Annual inspection reports contain an inspector's technical review of the Intoxilyzer 5000 pursuant to the applicable administrative requirements. Pursuant to Florida Administrative Code Rule 11D-8.006(1), evidentiary breath test instruments shall be inspected by an agency inspector at least once each calendar month. This inspection "validates the approval, accuracy and reliability of an evidentiary breath test instrument." Fla. Admin. Code R. 11D-8.003(4). Unlike Shiver, where an affidavit was specifically prepared for trial that mentions portions of the report, the actual maintenance report is not compiled during the investigation of a particular crime, as Crawford contemplates. Bohsancurt v. Eisenberg, 212 Ariz. 182, 129 P.3d 471, 477 (2006). The evidence is not "against" any particular defendant. Id.; see Crawford, 541 U.S. at 51, 124 S.Ct. 1354 (confrontation clause "applies to `witnesses' against the accused"). "[D]ocuments establishing the existence or absence of some objective fact, rather than detailing the criminal wrongdoing of the defendant, are not `testimonial.'" Michels v. Commonwealth, 47 Va.App. 461, 624 S.E.2d 675, 678 (2006).
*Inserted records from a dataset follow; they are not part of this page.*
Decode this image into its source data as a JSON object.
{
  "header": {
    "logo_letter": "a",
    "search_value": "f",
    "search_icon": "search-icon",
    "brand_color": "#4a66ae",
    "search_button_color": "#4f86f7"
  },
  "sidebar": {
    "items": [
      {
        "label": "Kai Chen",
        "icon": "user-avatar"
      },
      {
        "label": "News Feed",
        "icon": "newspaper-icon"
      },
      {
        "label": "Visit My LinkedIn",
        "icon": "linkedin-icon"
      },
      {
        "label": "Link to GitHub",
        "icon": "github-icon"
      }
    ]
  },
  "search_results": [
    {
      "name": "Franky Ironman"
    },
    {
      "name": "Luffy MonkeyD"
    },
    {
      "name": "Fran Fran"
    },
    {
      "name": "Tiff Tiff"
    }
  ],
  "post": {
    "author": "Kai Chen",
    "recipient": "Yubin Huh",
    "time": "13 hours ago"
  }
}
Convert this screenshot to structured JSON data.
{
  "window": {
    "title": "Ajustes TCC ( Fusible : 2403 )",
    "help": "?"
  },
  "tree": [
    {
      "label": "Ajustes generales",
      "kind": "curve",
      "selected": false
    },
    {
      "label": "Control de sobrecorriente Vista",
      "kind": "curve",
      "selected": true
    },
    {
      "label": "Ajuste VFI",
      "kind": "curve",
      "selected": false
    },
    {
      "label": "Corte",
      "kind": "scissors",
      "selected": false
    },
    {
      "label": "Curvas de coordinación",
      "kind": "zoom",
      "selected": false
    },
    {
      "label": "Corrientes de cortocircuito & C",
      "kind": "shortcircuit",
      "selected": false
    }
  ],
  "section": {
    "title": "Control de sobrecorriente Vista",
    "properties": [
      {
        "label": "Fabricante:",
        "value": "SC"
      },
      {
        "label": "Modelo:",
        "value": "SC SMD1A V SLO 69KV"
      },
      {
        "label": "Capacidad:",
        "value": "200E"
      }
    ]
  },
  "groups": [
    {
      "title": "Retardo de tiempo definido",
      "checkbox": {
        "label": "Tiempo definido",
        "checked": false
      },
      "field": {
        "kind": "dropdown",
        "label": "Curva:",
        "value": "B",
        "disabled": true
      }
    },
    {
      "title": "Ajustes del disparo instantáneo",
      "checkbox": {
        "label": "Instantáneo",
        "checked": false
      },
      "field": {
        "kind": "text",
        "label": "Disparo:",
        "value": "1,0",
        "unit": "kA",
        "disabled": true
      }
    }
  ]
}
Taking the above cases and the purpose behind annual inspection reports into consideration, we hold that those reports are non-testimonial. An inspection report, like the hospital record of a blood test, is intended for the non-testimonial purpose of making sure the machine is working properly or for accurate medical treatment, respectively. Using these reports for a litigation purpose is a secondary purpose and therefore does not raise the concerns expressed in Crawford of unreliability.

Appellant next argues the trial court erred in admitting the breath test results when it ruled appellant was not entitled to the manufacturers' proprietary "source code" information for the Intoxilyzer 5000. We affirm as to this issue. See Moe v. State, 944 So.2d 1096 (Fla. 5th DCA 2007).

The final issue raised by appellant we hold to be without merit and affirm.


STEVENSON, C.J., and KLEIN, J., concur.